Sam Hardesty started losing his vision in 3rd grade. It took more than a year to find out he had optic atrophy — and while there’s a wide range of how much that can affect a person’s vision, Hardesty is legally blind. That didn’t slow him down, and now Hardesty — who was a member of the marching and concert bands — is a Class of 2023 graduate of Owensboro Catholic High School.
Hardesty said his vision didn’t go away all at once, but it wasn’t long before he couldn’t read books anymore without some kind of equipment.
“It took a long time to figure out what it was. And at first, I kind of tried to hide it because I didn’t know how to tell my teachers about something like that,” he said. “But one day my teacher in 3rd grade asked me to read something on the board, and I couldn’t.”
Hardesty said he went to a doctor but “they couldn’t find what was wrong (at first) so they thought that it was psychological.”
Sam’s dad Tony added, “When he would do the test, he would get like 20 over 200 — just really way off numbers. They couldn’t find a physical manifestation of this disease yet, so at first they thought it was his effort or something like that. It took us a good year and a half to be able to tell what the actual physical diagnosis was. Eventually, we took Sam to a neuro ophthalmologist in Louisville who was able to determine what was going on.”
Sam said after they finally got the correct diagnosis, the school was able to get him equipment that could enlarge text — similar to a magnifying glass — to allow him to write and read.
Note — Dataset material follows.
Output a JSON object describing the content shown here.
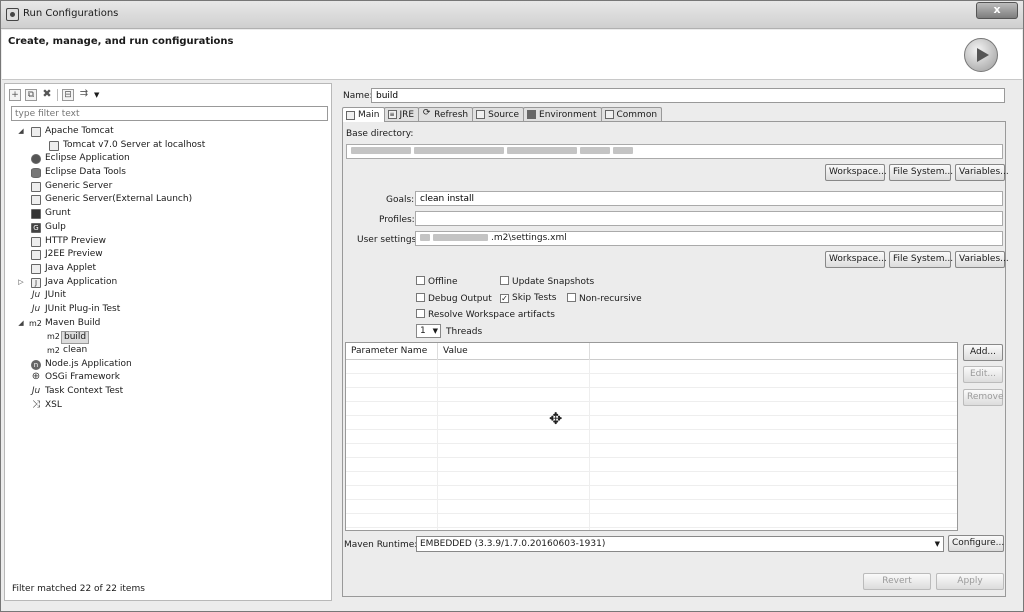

“Owensboro Catholic has worked really well with us throughout this,” Tony said. “Once we knew what the problem was, they’ve been really good about finding resources for Sam, and Sam had a low-vision specialist from then on throughout his schooling. That’s been really helpful as well.”
Same said because he lost his vision at such a young age, it didn’t have too large of an impact on his learning journey.
“I don’t (really think about having to use the equipment) because it feels normal to me, but I’ve been lucky that I was able to adapt to it. I was never held back or anything,” he said.
Hardesty was also an active member of the marching and concert bands, playing in the percussion section.
“That is often challenging, but it’s obviously really rewarding to be able to work around my vision and still be able to play in the band,” he said. “It has been awesome. I love my friends that are in band with me.”
Hardesty will continue his education at Kentucky Wesleyan College, where he plans to pursue an English major with a focus on linguistics.
Hardesty is one of 105 students in the OCHS Class of 2023, which graduated Sunday at the Owensboro Sportscenter. Principal Gates Settle said that like many classes all over the country, they had to overcome and persevere through the COVID-19 pandemic.
“Even though we were the only high school in Owensboro to stay in-person during their 4 years, our seniors missed out on so many things the last 3 years,” he said. “However, with things back to normal, there seemed to be even more of an appreciation and thankfulness for their senior year.”
Gates said that in exit interviews with seniors, one question he asks is if they are ready to graduate.
“So many of them say, ‘I am ready to graduate, but I don’t want to leave.’ I think that speaks volumes about their experience at OCHS and how one gets so connected here,” he said.
Hardesty echoed that feeling, saying: “It’s a small school student population, so I’ve gotten close with most of my class, which has been nice. We all kind of interact with each other. That’s probably the best part about it.”